One hundred years ago today, the last known “wild” American Indian stumbled out of the Sierra foothills into the corral of a slaughterhouse near Oroville, Calif., starving, sickly and alone.
Ishi had seen his tribe, called the Yani, killed off by disease and white settlers, many of whom came to California to take part in the gold rush.
Prior to the discovery of gold in the Sierras in 1848, it’s estimated Ishi’s tribe, called the Yahi, numbered about 400. The Yahi were part of a larger group called the Yaha, which had numbered about 3,000 and had lived in the western foothills of Mount Lassen for several thousand years, according to the book “Ishi: Last of His Tribe.”
With the discovery of gold at Sutter’s Mill, a little more than an hour south of where Ishi eventually gave himself up, thousands of prospectors and settlers inundated northern California. In addition to attacking native Americans, miners often damaged the environment the Indians lived off while prospecting. Sometimes, the Indians attacked whites, as well.
Before long, the populations of native tribes throughout Northern California began to plummet.
Ishi is believed to have been born between 1860 and 1862.
As a young boy in 1865, Ishi and his family were attacked in the Three Knolls Massacre, in which about 40 Yahi were killed. Approximately 30 Yahi escaped, but a short time later cattlemen killed about half of the survivors.
The few survivors, including Ishi and his family, went into hiding for the next 40 years, and their tribe was believed to be extinct.
By late 1908, just four Yahi remained. They were discovered in November of that year by a surveying team hired by a utility company. As the surveying party stumbled into the Yahi camp, an older Indian man and younger woman escaped. An elderly woman was too sick to get away, and she’d been covered with blankets, in the hope that she wouldn’t be seen.
The surveying party proceeded to strip the camp of everything of value, even the food, effectively passing a death sentence on the Indians.
The old man and young girl never returned; it’s likely they died in their escape attempt, possibly having drowned or been killed by the predators that still roamed the Sierra foothills a century ago, according to a 2002 article in the Old California Gazette.
A short time later, the elderly woman who’d been left in camp, Ishi’s mother, died, as well. He was now the last of his tribe.
Some three years later, despite having seen many of his family and tribe killed by whites, he staggered into the outskirts of Oroville, approximately 70 miles due north of Sacramento.
The local sheriff took Ishi into protective custody and it wasn’t long before the “wild man” caught the attention of thousands.
Professors at the University of California at Berkeley read about him and brought him to their facility. Studied by the university, Ishi also worked with them as a research assistant and lived in an apartment at the museum for most of the rest of his life.
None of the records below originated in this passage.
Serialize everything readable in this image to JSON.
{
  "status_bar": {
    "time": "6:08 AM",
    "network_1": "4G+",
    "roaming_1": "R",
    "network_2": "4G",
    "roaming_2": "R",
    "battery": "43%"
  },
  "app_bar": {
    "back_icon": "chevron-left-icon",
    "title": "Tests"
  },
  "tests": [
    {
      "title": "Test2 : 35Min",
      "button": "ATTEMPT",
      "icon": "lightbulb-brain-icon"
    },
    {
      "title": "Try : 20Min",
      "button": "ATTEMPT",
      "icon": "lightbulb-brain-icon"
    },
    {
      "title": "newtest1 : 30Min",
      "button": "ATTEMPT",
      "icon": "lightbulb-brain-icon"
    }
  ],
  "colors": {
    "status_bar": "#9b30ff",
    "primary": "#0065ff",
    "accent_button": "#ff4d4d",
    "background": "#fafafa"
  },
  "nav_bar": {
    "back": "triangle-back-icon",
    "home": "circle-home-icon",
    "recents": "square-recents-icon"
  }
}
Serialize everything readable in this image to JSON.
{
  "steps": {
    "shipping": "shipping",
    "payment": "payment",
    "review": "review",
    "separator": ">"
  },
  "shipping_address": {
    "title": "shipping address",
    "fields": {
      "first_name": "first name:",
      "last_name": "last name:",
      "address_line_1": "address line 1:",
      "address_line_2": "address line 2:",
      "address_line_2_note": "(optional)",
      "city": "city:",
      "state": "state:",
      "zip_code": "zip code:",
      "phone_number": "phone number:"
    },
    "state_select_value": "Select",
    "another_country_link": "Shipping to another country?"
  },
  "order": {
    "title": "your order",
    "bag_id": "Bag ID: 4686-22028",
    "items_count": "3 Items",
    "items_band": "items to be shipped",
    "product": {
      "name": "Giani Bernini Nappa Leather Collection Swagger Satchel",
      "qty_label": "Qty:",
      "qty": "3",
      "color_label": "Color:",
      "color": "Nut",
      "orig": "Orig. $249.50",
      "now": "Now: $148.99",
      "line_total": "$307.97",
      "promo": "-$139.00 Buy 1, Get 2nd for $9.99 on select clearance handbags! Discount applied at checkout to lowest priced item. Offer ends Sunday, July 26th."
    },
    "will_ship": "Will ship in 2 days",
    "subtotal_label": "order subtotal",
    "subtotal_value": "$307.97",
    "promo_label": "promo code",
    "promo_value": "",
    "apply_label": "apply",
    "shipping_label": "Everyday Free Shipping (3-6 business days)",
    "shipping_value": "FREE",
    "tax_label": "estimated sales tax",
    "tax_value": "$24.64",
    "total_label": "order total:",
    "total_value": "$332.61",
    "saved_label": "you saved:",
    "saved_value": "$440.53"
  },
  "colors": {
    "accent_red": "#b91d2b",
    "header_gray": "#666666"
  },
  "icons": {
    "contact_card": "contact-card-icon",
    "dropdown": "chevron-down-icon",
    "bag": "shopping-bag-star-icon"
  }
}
Anthropologist T.T. Waterman and Alfred L. Kroeber, director of the University of California’s Museum of Anthropology, studied Ishi closely over the years and interviewed him at length to help them reconstruct Yahi culture.
Ishi, whose name means “man” in Yahi, not only described family units, naming patterns, and the ceremonies which he knew, but also information on the Yana language, which was recorded and studied by the linguist Edward Sapir, who had previously done work on the northern dialects.
Ishi died of tuberculosis on March 25, 1916. His remains were interred at a cemetery near San Francisco, along with one of his bows, five arrows, a basket of acorn meal, a boxful of shell bead money, a purse full of tobacco, three rings, and some obsidian flakes.